The Syracuse Orange, even its staunchest fans would admit, were at least a little ripe for the picking.
Coming off a season which began with the dismissal of associate head coach Bernie Fine after two former ball boys accused him of sexually molesting them in the 1980s, the Orange has had plenty of distractions this season.
Just before the Big East tournament, a competition it came up woefully short in, word surfaced that the school had self-reported possible violations of its internal drug policy by former members of the team and that the NCAA was investigating.
Then just before the tournament defensive game changer Fab Melo was ruled ineligible to play.
All in all a tumultuous season in which the Orange somehow still managed to go an incredible 31-2.
But down by four at the half to the Bulldogs, you had to wonder if it was all finally catching up to Syracuse.
Seniors Kris Joseph and Scoop Jardine were non-existent in the first half for the Orange but rallied to contribute to a much better Syracuse team in the second half that survived this major scare with a 72-65 win.
But if Dickey, the Bulldogs’ senior guard who was a season-long 46.3% shooter, had even been a quarter of his usual self, the Bulldogs may have pulled off the improbable.
Dickey was good on just one of his 13 attempts, just 1-of-9 from three-point range where he was successful 38.1% of the time in the regular season.
Dickey took the loss hard, hiding his tears as he ducked his head under his jersey as the clock wound down but there was no hiding his disappointment.
His team was on the verge of basketball history, but like so many others before, couldn’t close the deal.
ABOUT THOSE REFS
Yeah, there is definitely some blame earmarked for the stripes in depriving us of an historical night.
Two plays in particular seemed to catch the eye of the CBS commentators.
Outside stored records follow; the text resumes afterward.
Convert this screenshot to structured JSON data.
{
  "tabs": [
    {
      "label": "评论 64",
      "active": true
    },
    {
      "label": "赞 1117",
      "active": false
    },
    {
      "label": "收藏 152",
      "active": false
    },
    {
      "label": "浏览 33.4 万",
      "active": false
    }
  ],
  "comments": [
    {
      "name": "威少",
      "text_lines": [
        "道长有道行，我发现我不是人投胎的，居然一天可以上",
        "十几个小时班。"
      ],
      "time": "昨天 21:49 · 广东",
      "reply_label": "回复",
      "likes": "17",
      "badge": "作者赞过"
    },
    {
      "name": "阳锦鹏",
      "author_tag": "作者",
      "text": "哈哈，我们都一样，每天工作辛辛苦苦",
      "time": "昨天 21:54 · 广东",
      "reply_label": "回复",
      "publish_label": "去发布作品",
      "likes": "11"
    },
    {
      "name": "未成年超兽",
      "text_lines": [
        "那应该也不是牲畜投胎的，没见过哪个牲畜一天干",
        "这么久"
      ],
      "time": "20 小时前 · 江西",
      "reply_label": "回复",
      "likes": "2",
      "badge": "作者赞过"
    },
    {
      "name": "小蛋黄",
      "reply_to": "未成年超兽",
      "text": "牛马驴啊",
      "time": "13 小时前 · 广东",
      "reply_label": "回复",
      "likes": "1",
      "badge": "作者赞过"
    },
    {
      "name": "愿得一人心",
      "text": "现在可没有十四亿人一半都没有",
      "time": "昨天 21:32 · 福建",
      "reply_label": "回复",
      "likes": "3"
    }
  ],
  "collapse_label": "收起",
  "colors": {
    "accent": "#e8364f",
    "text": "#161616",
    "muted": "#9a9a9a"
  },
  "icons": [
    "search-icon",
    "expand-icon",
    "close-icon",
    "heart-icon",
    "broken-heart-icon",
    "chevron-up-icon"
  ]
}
There was the lane violation called on the Bulldogs after Jardine missed the front end of a one-and-one late in the game with the Orange protecting a five-point lead. Then there was the more egregious out of bounds call that replays clearly showed went off a Syracuse player and should have been UNC Asheville’s ball.
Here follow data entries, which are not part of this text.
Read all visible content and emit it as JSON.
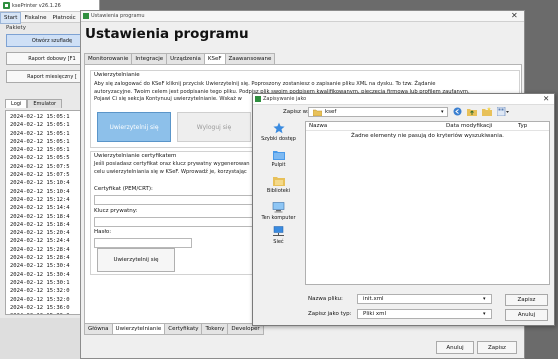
{
  "app": {
    "title": "ksePrinter v26.1.26",
    "menu": [
      "Start",
      "Fiskalne",
      "Płatnośc"
    ],
    "pakiety_label": "Pakiety",
    "buttons": [
      "Otwórz szufladę",
      "Raport dobowy [F1",
      "Raport miesięczny ["
    ],
    "log_tabs": [
      "Logi",
      "Emulator"
    ],
    "log_lines": [
      "2024-02-12 15:05:1",
      "2024-02-12 15:05:1",
      "2024-02-12 15:05:1",
      "2024-02-12 15:05:1",
      "2024-02-12 15:05:1",
      "2024-02-12 15:05:5",
      "2024-02-12 15:07:5",
      "2024-02-12 15:07:5",
      "2024-02-12 15:10:4",
      "2024-02-12 15:10:4",
      "2024-02-12 15:12:4",
      "2024-02-12 15:14:4",
      "2024-02-12 15:18:4",
      "2024-02-12 15:18:4",
      "2024-02-12 15:20:4",
      "2024-02-12 15:24:4",
      "2024-02-12 15:28:4",
      "2024-02-12 15:28:4",
      "2024-02-12 15:30:4",
      "2024-02-12 15:30:4",
      "2024-02-12 15:30:1",
      "2024-02-12 15:32:0",
      "2024-02-12 15:32:0",
      "2024-02-12 15:36:0",
      "2024-02-12 15:36:0"
    ]
  },
  "settings": {
    "window_title": "Ustawienia programu",
    "heading": "Ustawienia programu",
    "tabs": [
      "Monitorowanie",
      "Integracje",
      "Urządzenia",
      "KSeF",
      "Zaawansowane"
    ],
    "active_tab": "KSeF",
    "auth_group": {
      "legend": "Uwierzytelnianie",
      "desc1": "Aby się zalogować do KSeF kliknij przycisk Uwierzytelnij się. Poproszony zostaniesz o zapisanie pliku XML na dysku. To tzw. Żądanie",
      "desc2": "autoryzacyjne. Twoim celem jest podpisanie tego pliku. Podpisz plik swoim podpisem kwalifikowanym, pieczęcią firmową lub profilem zaufanym.",
      "desc3": "Pojawi Ci się sekcja Kontynuuj uwierzytelnianie. Wskaż w",
      "auth_button": "Uwierzytelnij się",
      "logout_button": "Wyloguj się"
    },
    "cert_group": {
      "legend": "Uwierzytelnianie certyfikatem",
      "desc1": "Jeśli posiadasz certyfikat oraz klucz prywatny wygenerowan",
      "desc2": "celu uwierzytelniania się w KSeF. Wprowadź je, korzystając",
      "cert_label": "Certyfikat (PEM/CRT):",
      "key_label": "Klucz prywatny:",
      "password_label": "Hasło:",
      "auth_button": "Uwierzytelnij się"
    },
    "bottom_tabs": [
      "Główna",
      "Uwierzytelnianie",
      "Certyfikaty",
      "Tokeny",
      "Developer"
    ],
    "active_bottom_tab": "Uwierzytelnianie",
    "cancel_button": "Anuluj",
    "save_button": "Zapisz"
  },
  "save_dialog": {
    "title": "Zapisywanie jako",
    "save_in_label": "Zapisz w:",
    "save_in_value": "ksef",
    "places": [
      "Szybki dostęp",
      "Pulpit",
      "Biblioteki",
      "Ten komputer",
      "Sieć"
    ],
    "columns": [
      "Nazwa",
      "Data modyfikacji",
      "Typ"
    ],
    "empty_message": "Żadne elementy nie pasują do kryteriów wyszukiwania.",
    "filename_label": "Nazwa pliku:",
    "filename_value": "init.xml",
    "filetype_label": "Zapisz jako typ:",
    "filetype_value": "Pliki xml",
    "save_button": "Zapisz",
    "cancel_button": "Anuluj"
  }
}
It wasn’t and the conspiracy theorists were off and running.
They had a right to be on the latter call which was clearly botched.
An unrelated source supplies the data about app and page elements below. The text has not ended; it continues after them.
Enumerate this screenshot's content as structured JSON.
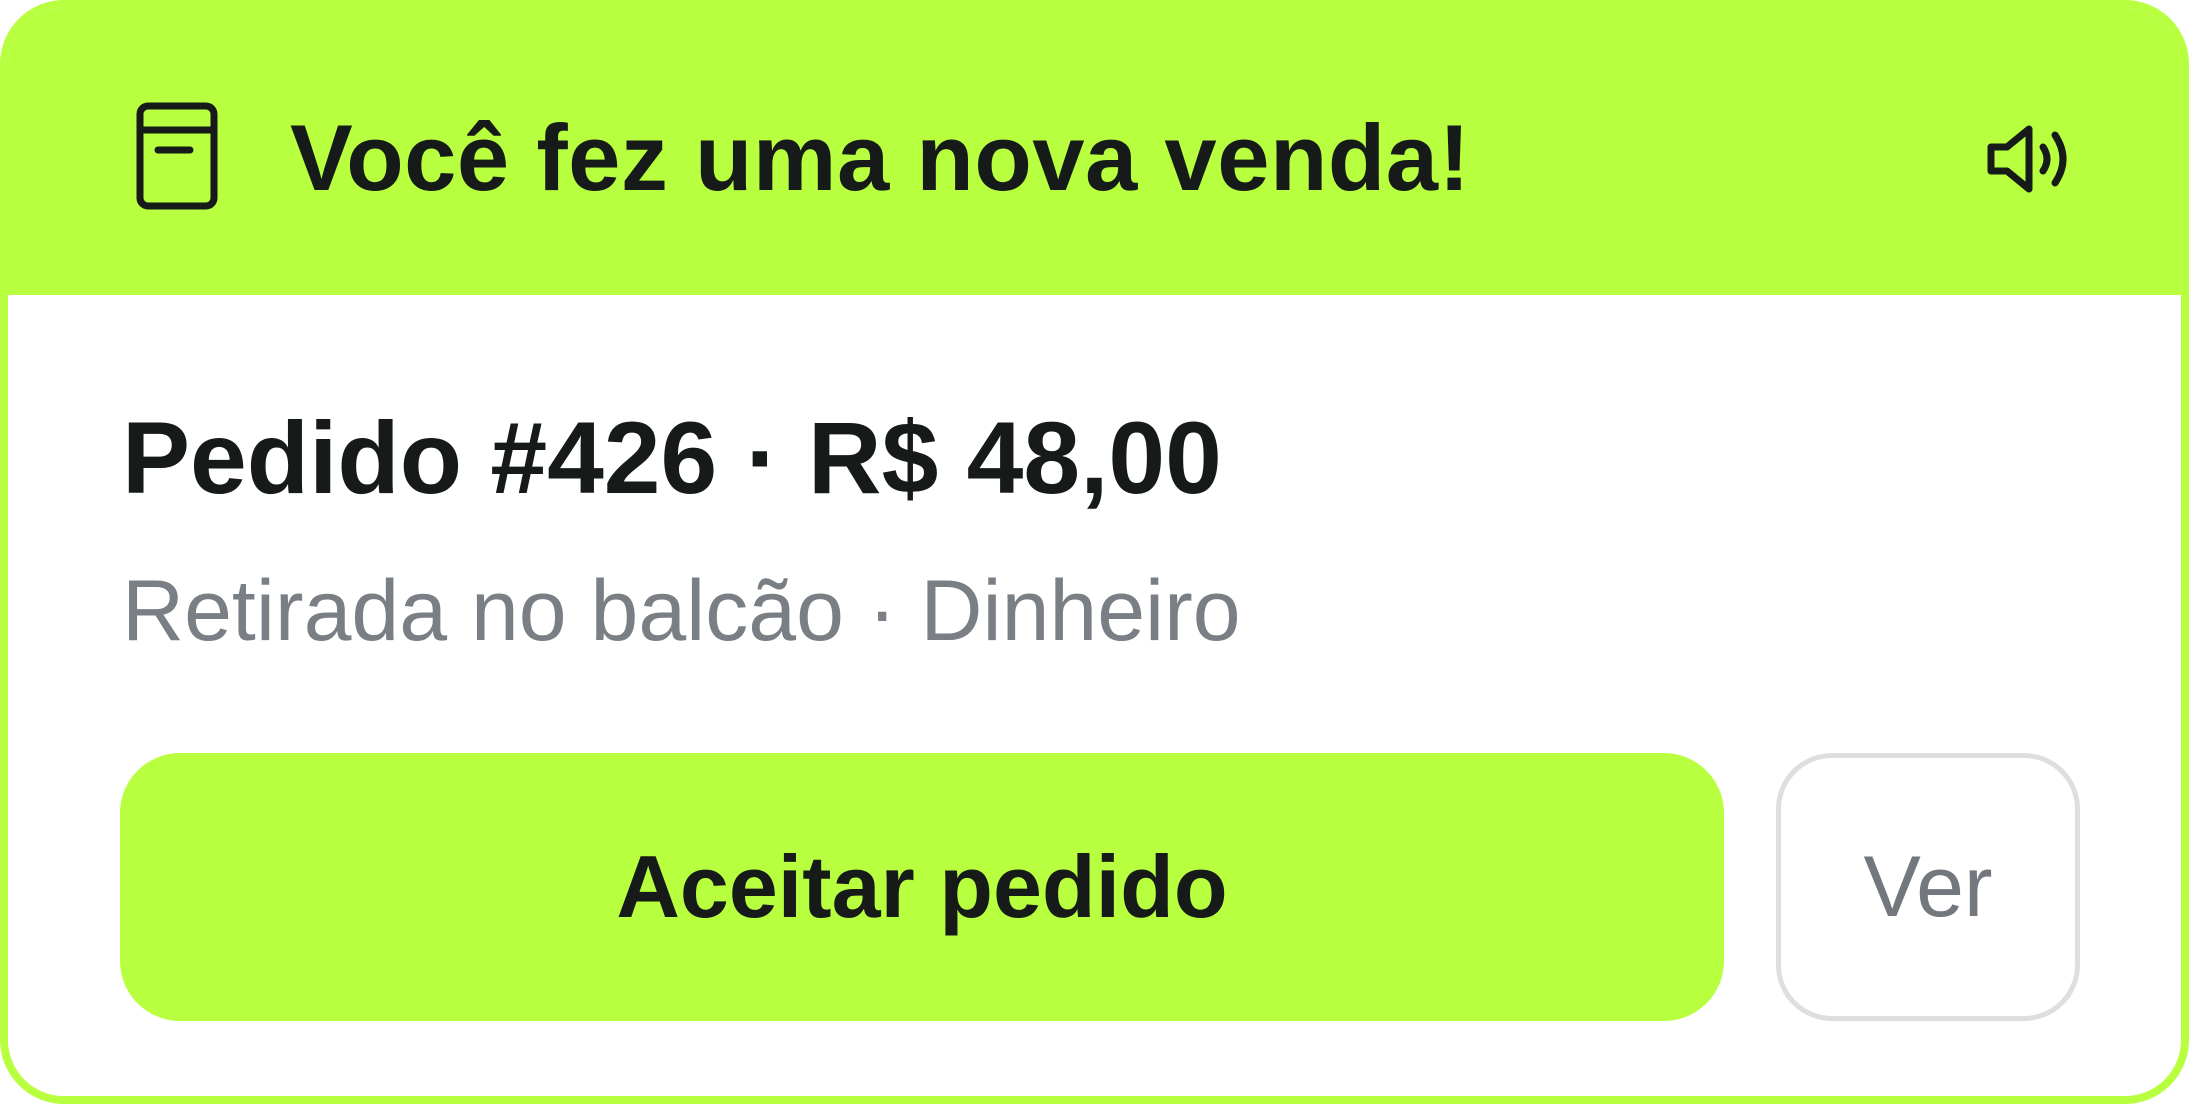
{
  "notification": {
    "title": "Você fez uma nova venda!",
    "icons": {
      "header": "receipt-box-icon",
      "sound": "speaker-volume-icon"
    },
    "order": {
      "title": "Pedido #426 · R$ 48,00",
      "subtitle": "Retirada no balcão · Dinheiro"
    },
    "actions": {
      "accept_label": "Aceitar pedido",
      "view_label": "Ver"
    },
    "colors": {
      "accent": "#b8ff3f",
      "text_primary": "#161a18",
      "text_secondary": "#7a7f85",
      "border_neutral": "#dedede"
    }
  }
}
But on the lane violation, by the letter of the rule, the refs actually got it right.
Jardine’s first throw hit iron and bounced out into the hands of a waiting Bulldogs player who began the play behind the shooter.
The rule reads: “Players not in a legal marked lane space shall remain behind the free-throw line extended and behind the three-point field-goal line until the ball strikes the ring, flange or backboard, or until the free throw ends.”
The other side of that is this is a call that is rarely, if ever, made during regular season play, never mind tournament time. The Bulldogs have a legitimate beef.
THOSE OTHER BULLDOGS
Gonzaga has always been a team that attracts fans from all corners, mostly because of its history of knocking off more established schools. Everyone loves an underdog.
Gonzaga is no longer an underdog but its following has never been bigger north of the border than it is right now.
With Newmarket’s Kevin Pangos leading the way offensively and North Vancouver’s Robert Sacre carrying the defensive load, Gonzaga is Canada’s sweetheart, even if there are other teams, even in the same tournament with more Canadian content.
None though have two players as key as Pangos and Sacre to their fortunes.
Bob Huggins’ West Virginia squad got a taste of that Canadian content and couldn’t have liked what it saw. Pangos had seven points before the game was five minutes old while Sacre put Big East stud Kevin Jones in Sacre-jail, helping the Bulldogs get out to an early 17-point lead that was never threatened.
THE HOT HANDS
Rodney McGruder of Kansas State had 30 points and four steals to help the Wildcats to a 70-64 win over Southern Mississippi ... Jae Crowder of Marquette had 25 points, 16 rebounds, five steals, and four assists in an 88-68 win over BYU. McGruder, the Big East player of the year, made 11 of 16 field-goal attempts and was 6 of 8 from the foul line as he doubled his season average of 15.4 points.